→ Exercise instructions:
Leaving out the pictures, write the following records exactly as they read.

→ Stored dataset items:
◇ ◇ ◇

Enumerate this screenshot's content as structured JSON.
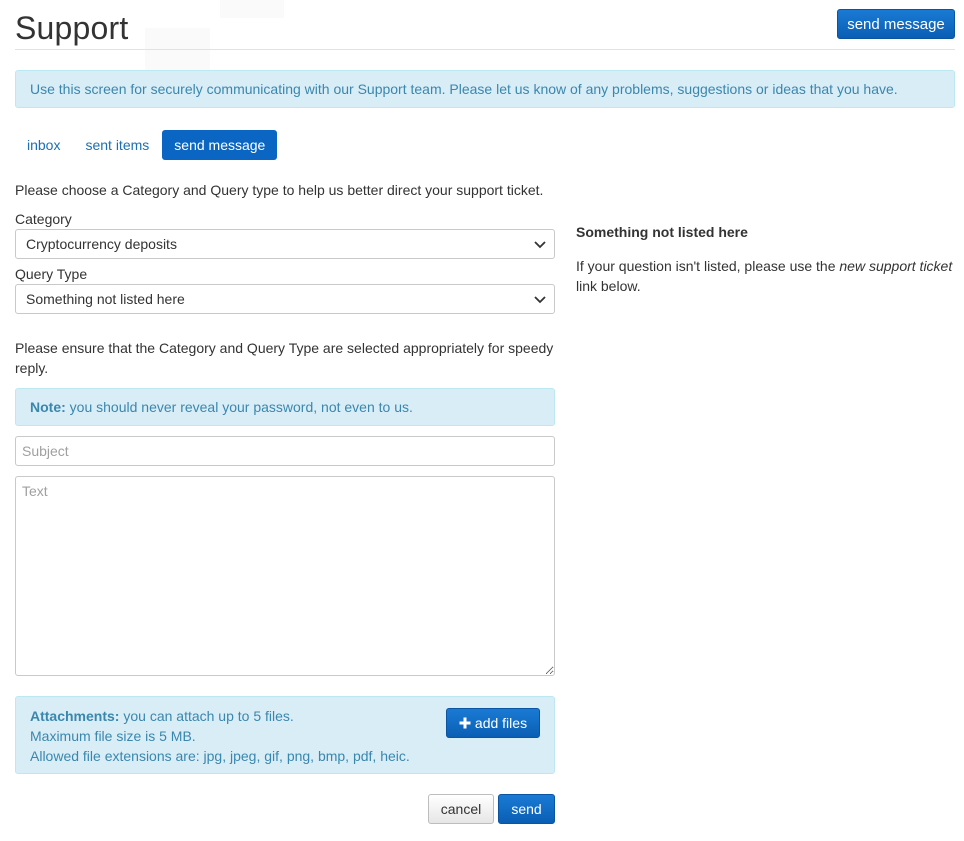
{
  "header": {
    "title": "Support",
    "send_button": "send message"
  },
  "info_banner": "Use this screen for securely communicating with our Support team. Please let us know of any problems, suggestions or ideas that you have.",
  "tabs": [
    {
      "label": "inbox",
      "active": false
    },
    {
      "label": "sent items",
      "active": false
    },
    {
      "label": "send message",
      "active": true
    }
  ],
  "form": {
    "intro": "Please choose a Category and Query type to help us better direct your support ticket.",
    "category_label": "Category",
    "category_value": "Cryptocurrency deposits",
    "query_label": "Query Type",
    "query_value": "Something not listed here",
    "speedy_text": "Please ensure that the Category and Query Type are selected appropriately for speedy reply.",
    "note_bold": "Note:",
    "note_text": " you should never reveal your password, not even to us.",
    "subject_placeholder": "Subject",
    "text_placeholder": "Text",
    "attachments_bold": "Attachments:",
    "attachments_line1": " you can attach up to 5 files.",
    "attachments_line2": "Maximum file size is 5 MB.",
    "attachments_line3": "Allowed file extensions are: jpg, jpeg, gif, png, bmp, pdf, heic.",
    "add_files_label": "add files",
    "add_files_icon": "plus-icon",
    "cancel_label": "cancel",
    "send_label": "send"
  },
  "side_panel": {
    "title": "Something not listed here",
    "text_before": "If your question isn't listed, please use the ",
    "text_link": "new support ticket",
    "text_after": " link below."
  },
  "colors": {
    "primary": "#0a66c2",
    "info_bg": "#d9edf7",
    "info_text": "#3a87ad",
    "link": "#1b6fb5"
  }
}
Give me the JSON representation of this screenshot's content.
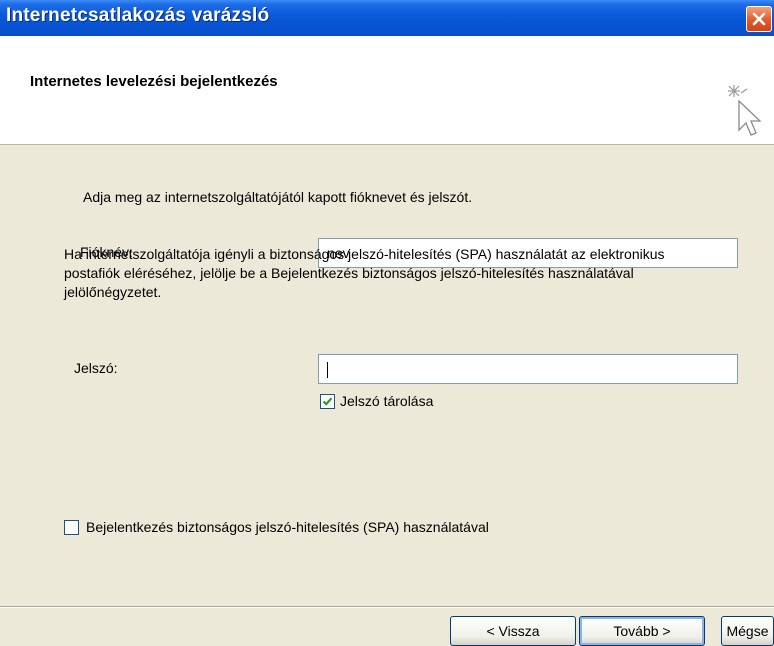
{
  "window": {
    "title": "Internetcsatlakozás varázsló"
  },
  "header": {
    "title": "Internetes levelezési bejelentkezés"
  },
  "form": {
    "intro": "Adja meg az internetszolgáltatójától kapott fióknevet és jelszót.",
    "account_label": "Fióknév:",
    "account_value": "nev",
    "password_label": "Jelszó:",
    "password_value": "",
    "remember_label": "Jelszó tárolása",
    "remember_checked": true,
    "spa_paragraph": "Ha internetszolgáltatója igényli a biztonságos jelszó-hitelesítés (SPA) használatát az elektronikus postafiók eléréséhez, jelölje be a Bejelentkezés biztonságos jelszó-hitelesítés használatával jelölőnégyzetet.",
    "spa_label": "Bejelentkezés biztonságos jelszó-hitelesítés (SPA) használatával",
    "spa_checked": false
  },
  "buttons": {
    "back": "< Vissza",
    "next": "Tovább >",
    "cancel": "Mégse"
  },
  "icons": {
    "close": "close-icon",
    "wizard": "wizard-cursor-icon",
    "check": "checkmark-icon"
  },
  "colors": {
    "titlebar": "#0A5BDB",
    "dialog_bg": "#ECE9D8",
    "close": "#E2582E",
    "checkmark": "#21A121"
  }
}
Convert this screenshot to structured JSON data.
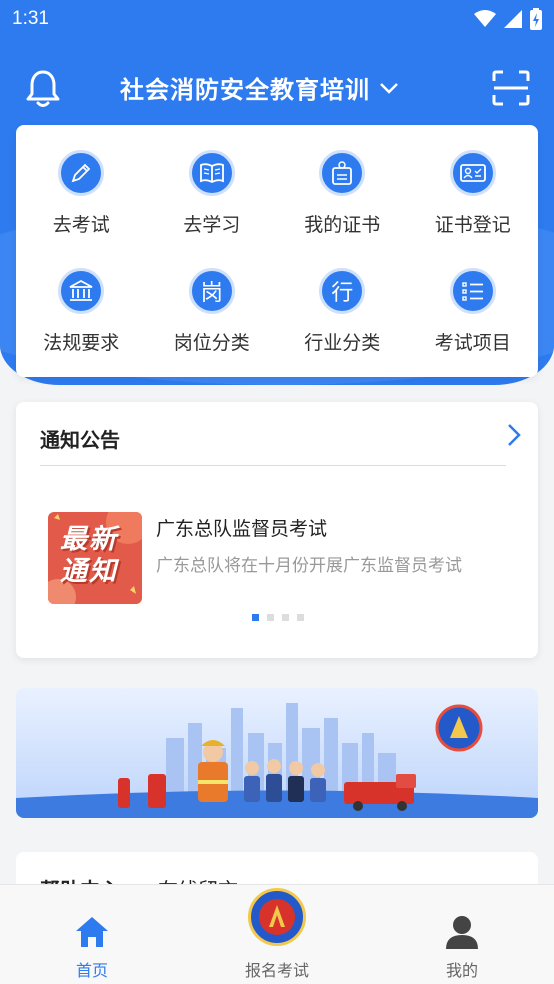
{
  "status_bar": {
    "time": "1:31"
  },
  "header": {
    "title": "社会消防安全教育培训"
  },
  "grid": [
    {
      "label": "去考试",
      "icon": "pencil-icon"
    },
    {
      "label": "去学习",
      "icon": "book-icon"
    },
    {
      "label": "我的证书",
      "icon": "badge-icon"
    },
    {
      "label": "证书登记",
      "icon": "id-card-icon"
    },
    {
      "label": "法规要求",
      "icon": "court-icon"
    },
    {
      "label": "岗位分类",
      "icon": "gang-char-icon",
      "glyph": "岗"
    },
    {
      "label": "行业分类",
      "icon": "xing-char-icon",
      "glyph": "行"
    },
    {
      "label": "考试项目",
      "icon": "list-icon"
    }
  ],
  "notice": {
    "title": "通知公告",
    "thumb_text": "最新\n通知",
    "headline": "广东总队监督员考试",
    "summary": "广东总队将在十月份开展广东监督员考试"
  },
  "help": {
    "label": "帮助中心",
    "label2": "在线留言"
  },
  "tabs": [
    {
      "label": "首页",
      "icon": "home-icon",
      "active": true
    },
    {
      "label": "报名考试",
      "icon": "emblem-icon",
      "active": false
    },
    {
      "label": "我的",
      "icon": "person-icon",
      "active": false
    }
  ],
  "colors": {
    "primary": "#2e7bf0",
    "background": "#f3f4f6"
  }
}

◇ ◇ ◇

→ The completed task:
Enumerate this screenshot's content as structured JSON.
{
  "header": {
    "title": "Support",
    "send_button": "send message"
  },
  "info_banner": "Use this screen for securely communicating with our Support team. Please let us know of any problems, suggestions or ideas that you have.",
  "tabs": [
    {
      "label": "inbox",
      "active": false
    },
    {
      "label": "sent items",
      "active": false
    },
    {
      "label": "send message",
      "active": true
    }
  ],
  "form": {
    "intro": "Please choose a Category and Query type to help us better direct your support ticket.",
    "category_label": "Category",
    "category_value": "Cryptocurrency deposits",
    "query_label": "Query Type",
    "query_value": "Something not listed here",
    "speedy_text": "Please ensure that the Category and Query Type are selected appropriately for speedy reply.",
    "note_bold": "Note:",
    "note_text": " you should never reveal your password, not even to us.",
    "subject_placeholder": "Subject",
    "text_placeholder": "Text",
    "attachments_bold": "Attachments:",
    "attachments_line1": " you can attach up to 5 files.",
    "attachments_line2": "Maximum file size is 5 MB.",
    "attachments_line3": "Allowed file extensions are: jpg, jpeg, gif, png, bmp, pdf, heic.",
    "add_files_label": "add files",
    "add_files_icon": "plus-icon",
    "cancel_label": "cancel",
    "send_label": "send"
  },
  "side_panel": {
    "title": "Something not listed here",
    "text_before": "If your question isn't listed, please use the ",
    "text_link": "new support ticket",
    "text_after": " link below."
  },
  "colors": {
    "primary": "#0a66c2",
    "info_bg": "#d9edf7",
    "info_text": "#3a87ad",
    "link": "#1b6fb5"
  }
}
Give me the JSON representation of this screenshot's content.
{
  "window": {
    "title": "Internetcsatlakozás varázsló"
  },
  "header": {
    "title": "Internetes levelezési bejelentkezés"
  },
  "form": {
    "intro": "Adja meg az internetszolgáltatójától kapott fióknevet és jelszót.",
    "account_label": "Fióknév:",
    "account_value": "nev",
    "password_label": "Jelszó:",
    "password_value": "",
    "remember_label": "Jelszó tárolása",
    "remember_checked": true,
    "spa_paragraph": "Ha internetszolgáltatója igényli a biztonságos jelszó-hitelesítés (SPA) használatát az elektronikus postafiók eléréséhez, jelölje be a Bejelentkezés biztonságos jelszó-hitelesítés használatával jelölőnégyzetet.",
    "spa_label": "Bejelentkezés biztonságos jelszó-hitelesítés (SPA) használatával",
    "spa_checked": false
  },
  "buttons": {
    "back": "< Vissza",
    "next": "Tovább >",
    "cancel": "Mégse"
  },
  "icons": {
    "close": "close-icon",
    "wizard": "wizard-cursor-icon",
    "check": "checkmark-icon"
  },
  "colors": {
    "titlebar": "#0A5BDB",
    "dialog_bg": "#ECE9D8",
    "close": "#E2582E",
    "checkmark": "#21A121"
  }
}
Convert this screenshot to structured JSON data.
{
  "status_bar": {
    "time": "1:31"
  },
  "header": {
    "title": "社会消防安全教育培训"
  },
  "grid": [
    {
      "label": "去考试",
      "icon": "pencil-icon"
    },
    {
      "label": "去学习",
      "icon": "book-icon"
    },
    {
      "label": "我的证书",
      "icon": "badge-icon"
    },
    {
      "label": "证书登记",
      "icon": "id-card-icon"
    },
    {
      "label": "法规要求",
      "icon": "court-icon"
    },
    {
      "label": "岗位分类",
      "icon": "gang-char-icon",
      "glyph": "岗"
    },
    {
      "label": "行业分类",
      "icon": "xing-char-icon",
      "glyph": "行"
    },
    {
      "label": "考试项目",
      "icon": "list-icon"
    }
  ],
  "notice": {
    "title": "通知公告",
    "thumb_text": "最新\n通知",
    "headline": "广东总队监督员考试",
    "summary": "广东总队将在十月份开展广东监督员考试"
  },
  "help": {
    "label": "帮助中心",
    "label2": "在线留言"
  },
  "tabs": [
    {
      "label": "首页",
      "icon": "home-icon",
      "active": true
    },
    {
      "label": "报名考试",
      "icon": "emblem-icon",
      "active": false
    },
    {
      "label": "我的",
      "icon": "person-icon",
      "active": false
    }
  ],
  "colors": {
    "primary": "#2e7bf0",
    "background": "#f3f4f6"
  }
}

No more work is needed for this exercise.